Bald Eagle Life History and Reproduction:
Bald eagles are solitary, but monogamous animals. Although they spend winters and migrations alone, bald eagles maintain the same breeding pair year after year. A mated eagle pair finds a nesting site and produces offspring each year. If one of the pair dies, the surviving bald eagle will look for a new mate in the next breeding season.
The nests are built on the tops of trees. The pair uses sticks and twigs to construct a platform nest. Some pairs return to the same nest the following year.
Bald eagles normally lay two or three eggs. The eggs are incubated for about 35 days. Depending on the location, the eggs are laid in the winter or spring.

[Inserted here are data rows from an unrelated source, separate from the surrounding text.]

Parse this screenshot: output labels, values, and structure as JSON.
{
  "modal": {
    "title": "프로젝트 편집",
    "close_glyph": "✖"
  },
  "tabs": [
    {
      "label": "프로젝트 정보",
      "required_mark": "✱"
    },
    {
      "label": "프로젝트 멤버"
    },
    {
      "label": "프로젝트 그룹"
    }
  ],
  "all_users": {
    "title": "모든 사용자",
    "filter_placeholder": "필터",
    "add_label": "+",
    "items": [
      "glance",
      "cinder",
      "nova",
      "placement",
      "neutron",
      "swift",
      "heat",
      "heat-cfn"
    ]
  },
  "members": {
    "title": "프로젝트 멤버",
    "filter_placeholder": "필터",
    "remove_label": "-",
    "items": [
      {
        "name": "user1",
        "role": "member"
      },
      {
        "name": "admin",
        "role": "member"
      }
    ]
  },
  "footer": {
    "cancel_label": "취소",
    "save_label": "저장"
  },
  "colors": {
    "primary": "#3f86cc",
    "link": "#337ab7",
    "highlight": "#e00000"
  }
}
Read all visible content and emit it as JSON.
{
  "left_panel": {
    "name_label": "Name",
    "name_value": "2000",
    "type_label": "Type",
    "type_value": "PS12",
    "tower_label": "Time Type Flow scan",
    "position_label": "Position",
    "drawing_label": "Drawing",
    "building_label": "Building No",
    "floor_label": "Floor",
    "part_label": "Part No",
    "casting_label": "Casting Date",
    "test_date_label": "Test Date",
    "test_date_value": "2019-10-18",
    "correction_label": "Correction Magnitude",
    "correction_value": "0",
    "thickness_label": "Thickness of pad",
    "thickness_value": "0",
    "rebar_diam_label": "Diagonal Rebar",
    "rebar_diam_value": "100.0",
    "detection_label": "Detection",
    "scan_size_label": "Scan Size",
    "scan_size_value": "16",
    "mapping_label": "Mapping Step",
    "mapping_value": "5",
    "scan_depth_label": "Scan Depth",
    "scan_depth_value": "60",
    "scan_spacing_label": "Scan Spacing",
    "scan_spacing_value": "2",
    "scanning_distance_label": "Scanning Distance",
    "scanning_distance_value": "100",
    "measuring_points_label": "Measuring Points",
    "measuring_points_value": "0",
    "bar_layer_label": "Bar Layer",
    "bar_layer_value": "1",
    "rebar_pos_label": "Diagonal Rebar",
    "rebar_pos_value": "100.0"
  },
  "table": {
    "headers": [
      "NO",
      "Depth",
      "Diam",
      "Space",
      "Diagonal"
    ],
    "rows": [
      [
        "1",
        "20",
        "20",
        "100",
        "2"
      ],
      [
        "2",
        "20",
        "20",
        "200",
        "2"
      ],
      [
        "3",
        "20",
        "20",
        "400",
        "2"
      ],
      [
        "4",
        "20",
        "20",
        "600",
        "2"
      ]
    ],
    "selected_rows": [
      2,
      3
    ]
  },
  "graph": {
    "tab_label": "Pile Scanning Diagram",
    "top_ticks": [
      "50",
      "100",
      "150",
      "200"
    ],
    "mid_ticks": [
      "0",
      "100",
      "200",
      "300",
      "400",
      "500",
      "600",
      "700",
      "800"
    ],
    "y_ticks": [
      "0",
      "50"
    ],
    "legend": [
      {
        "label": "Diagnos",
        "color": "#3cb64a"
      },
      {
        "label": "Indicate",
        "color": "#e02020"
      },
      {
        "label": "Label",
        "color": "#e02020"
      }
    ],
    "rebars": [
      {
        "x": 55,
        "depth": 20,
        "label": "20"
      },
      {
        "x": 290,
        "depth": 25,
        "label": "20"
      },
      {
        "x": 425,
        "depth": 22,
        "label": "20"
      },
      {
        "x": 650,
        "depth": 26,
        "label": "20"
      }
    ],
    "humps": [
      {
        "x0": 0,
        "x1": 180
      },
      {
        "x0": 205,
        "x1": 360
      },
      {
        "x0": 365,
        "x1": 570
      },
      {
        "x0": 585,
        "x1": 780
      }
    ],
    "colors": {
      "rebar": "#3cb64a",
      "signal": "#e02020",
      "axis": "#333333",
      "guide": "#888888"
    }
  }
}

There are not really any predators that threaten the bald eagle chicks or eggs as the parents are almost always on the nest and they are quite powerful and large birds.
For about 2½ months, the parents will care for the chicks by bringing food to the nest. The chicks take their time leaving the nest. After approximately 12 weeks, they work their way out on the branches near the nest. They'll learn to fly but stay in the nearby area. The parents continue to provide some food until the young are independent.
Young eagles are on their own until they are about five years old. During their juvenile years, they will go through several color changes and molts. At about 5 years of age, they'll look for a mate.
Did You Know?
The bald eagle is the symbol of the United States and a source of pride for much of the nation. However, one of most famous founding fathers, Benjamin Franklin, hated the idea of the bald eagle as the national symbol. Benjamin Franklin said, "I wish the eagle had not been chosen as the representative of this country. He is a bird of bad moral character; he does not get his living honestly."
What was Benjamin Franklin’s first choice for a national symbol? The turkey! The turkey is “a much more respectable bird and a true native of the country.”
In truth, both species are natives of the United States. The bald eagle was chosen because it stands for strength, courage and freedom. Although the turkey was not chosen for our national symbol, it is the symbol of one of our most famous national holidays, Thanksgiving.